The implementation plan for these upgrades was created by the Thames Tideway Strategic Study in the early 2000s.  

The plan

The Thames Tideway Tunnel project is a three-part scheme. The first two stages were completed by Thames Water and are already delivering the desired environmental benefits.

First phase

First, we upgraded five Thames Water sites; Beckton, Crossness, Mogden, Riverside and Long Reach. This resulted in a 40% reduction of storm discharges to the River Thames.  

Second phase

In 2016, we built the Lee Tunnel. It intercepts the Tidal Thames' largest combined sewer overflow (CSO) at Abbey Mills.  

The Lee Tunnel is a 7.2m diameter, 7km long tunnel. It runs from Abbey Mills pumping station in Stratford, to Beckton sewage treatment works in Newham. This resulted in another 15% reduction.  

Third phase

The third and final part of the London Tideway Improvement scheme is the Thames Tideway Tunnel. Construction started in 2016 by a separate company called Bazalgette Tunnel Ltd (also known as Tideway). It's due to enter commissioning in 2024. It will begin to intercept CSOs along the River Thames from Acton in West London to Abbey Mills in East London.

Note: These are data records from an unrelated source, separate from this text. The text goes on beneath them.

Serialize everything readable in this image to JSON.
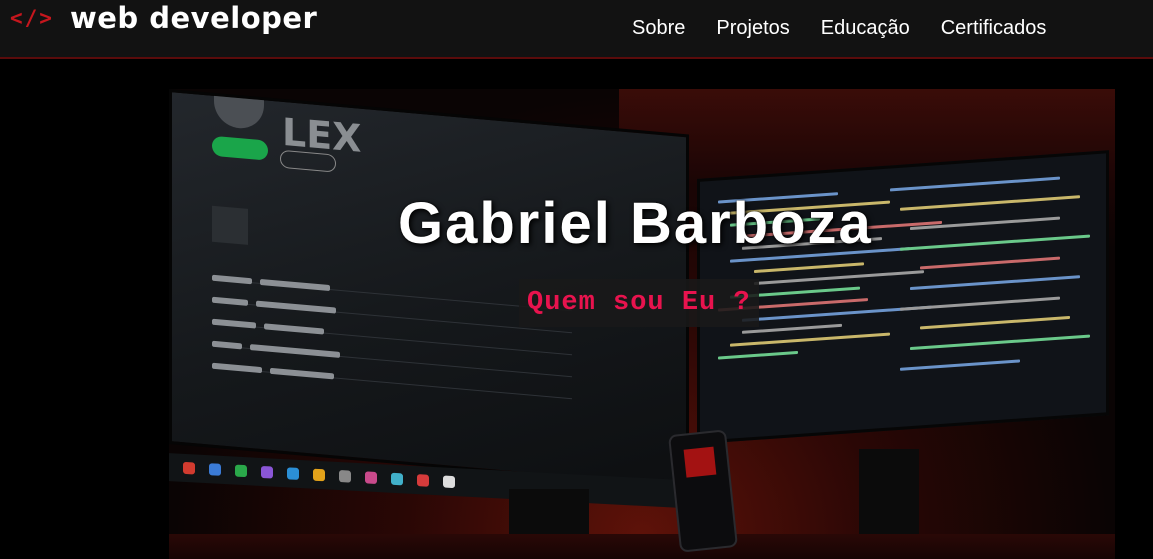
{
  "header": {
    "logo_code": "</>",
    "logo_text": "web developer",
    "nav": [
      {
        "label": "Sobre"
      },
      {
        "label": "Projetos"
      },
      {
        "label": "Educação"
      },
      {
        "label": "Certificados"
      }
    ]
  },
  "hero": {
    "title": "Gabriel Barboza",
    "subtitle": "Quem sou Eu ?",
    "screen_text": "LEX"
  },
  "colors": {
    "accent": "#e8134e",
    "logo_code": "#c5161d",
    "header_bg": "#121212"
  }
}
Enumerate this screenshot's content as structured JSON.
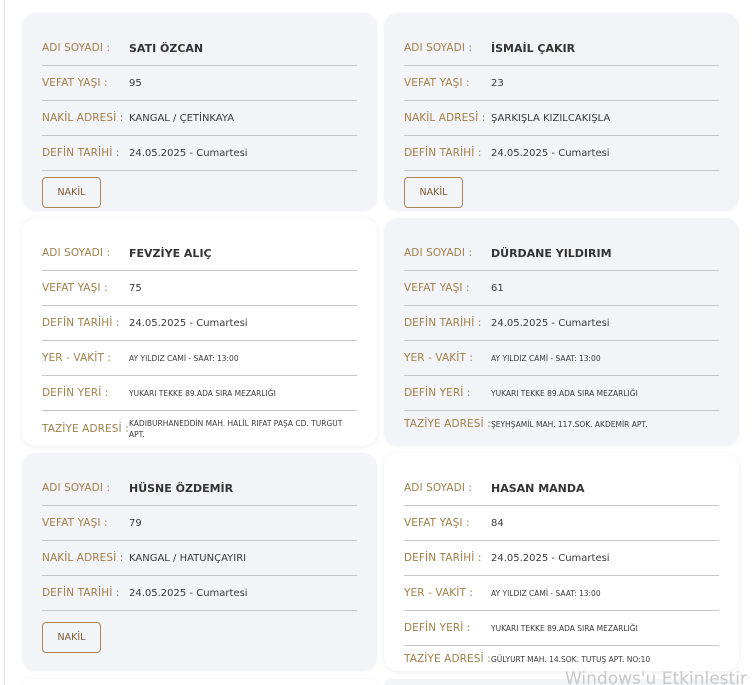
{
  "labels": {
    "name": "ADI SOYADI :",
    "age": "VEFAT YAŞI :",
    "nakil": "NAKİL ADRESİ :",
    "defin_tarihi": "DEFİN TARİHİ :",
    "yer_vakit": "YER - VAKİT :",
    "defin_yeri": "DEFİN YERİ :",
    "taziye": "TAZİYE ADRESİ :"
  },
  "nakil_button": "NAKİL",
  "cards": [
    {
      "name": "SATI ÖZCAN",
      "age": "95",
      "nakil": "KANGAL / ÇETİNKAYA",
      "defin_tarihi": "24.05.2025 - Cumartesi"
    },
    {
      "name": "İSMAİL ÇAKIR",
      "age": "23",
      "nakil": "ŞARKIŞLA KIZILCAKIŞLA",
      "defin_tarihi": "24.05.2025 - Cumartesi"
    },
    {
      "name": "FEVZİYE ALIÇ",
      "age": "75",
      "defin_tarihi": "24.05.2025 - Cumartesi",
      "yer_vakit": "AY YILDIZ CAMİ - SAAT: 13:00",
      "defin_yeri": "YUKARI TEKKE 89.ADA SIRA MEZARLIĞI",
      "taziye": "KADIBURHANEDDİN MAH. HALİL RIFAT PAŞA CD. TURGUT APT."
    },
    {
      "name": "DÜRDANE YILDIRIM",
      "age": "61",
      "defin_tarihi": "24.05.2025 - Cumartesi",
      "yer_vakit": "AY YILDIZ CAMİ - SAAT: 13:00",
      "defin_yeri": "YUKARI TEKKE 89.ADA SIRA MEZARLIĞI",
      "taziye": "ŞEYHŞAMİL MAH. 117.SOK. AKDEMİR APT."
    },
    {
      "name": "HÜSNE ÖZDEMİR",
      "age": "79",
      "nakil": "KANGAL / HATUNÇAYIRI",
      "defin_tarihi": "24.05.2025 - Cumartesi"
    },
    {
      "name": "HASAN MANDA",
      "age": "84",
      "defin_tarihi": "24.05.2025 - Cumartesi",
      "yer_vakit": "AY YILDIZ CAMİ - SAAT: 13:00",
      "defin_yeri": "YUKARI TEKKE 89.ADA SIRA MEZARLIĞI",
      "taziye": "GÜLYURT MAH. 14.SOK. TUTUŞ APT. NO:10"
    }
  ],
  "watermark": "Windows'u Etkinleştir"
}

When complete, this third and final stage will reduce CSO overflows along the Thames by 40%. This 40% reduction will add to the 55% already achieved by the first two phases delivered by Thames Water. In total, the volume discharged will be reduced by 95%, depending on the weather. 

Learn more about the benefits of the Thames Tideway Tunnel.

Paying for the Thames Tideway Tunnel 

The Thames Tideway Tunnel will cost £4.1bn to complete. We've spent an extra £1.1bn on preparatory works. The cost of the project is being paid for by our 15 million wastewater customers, through their bills. 

We'll continue working as efficiently as we can, to keep customers’ wastewater bills as low as possible.  

Take a look at our other investment projects to see what else we’re doing to improve our network and waterways.

Preparing for the Tideway Tunnel

We carried out studies in the Channelsea River and surrounding watercourses. This helps us to understand the existing ecology, including water quality and fish populations. It also establishes a baseline for water quality, before connecting the Tideway Tunnel. 

The results found:

  • Water quality is improving
  • 14 species of fish in the Channelsea River

This indicates the river is healthy and supports a wide variety of fish and other wildlife. It can be considered a good quality urban river system.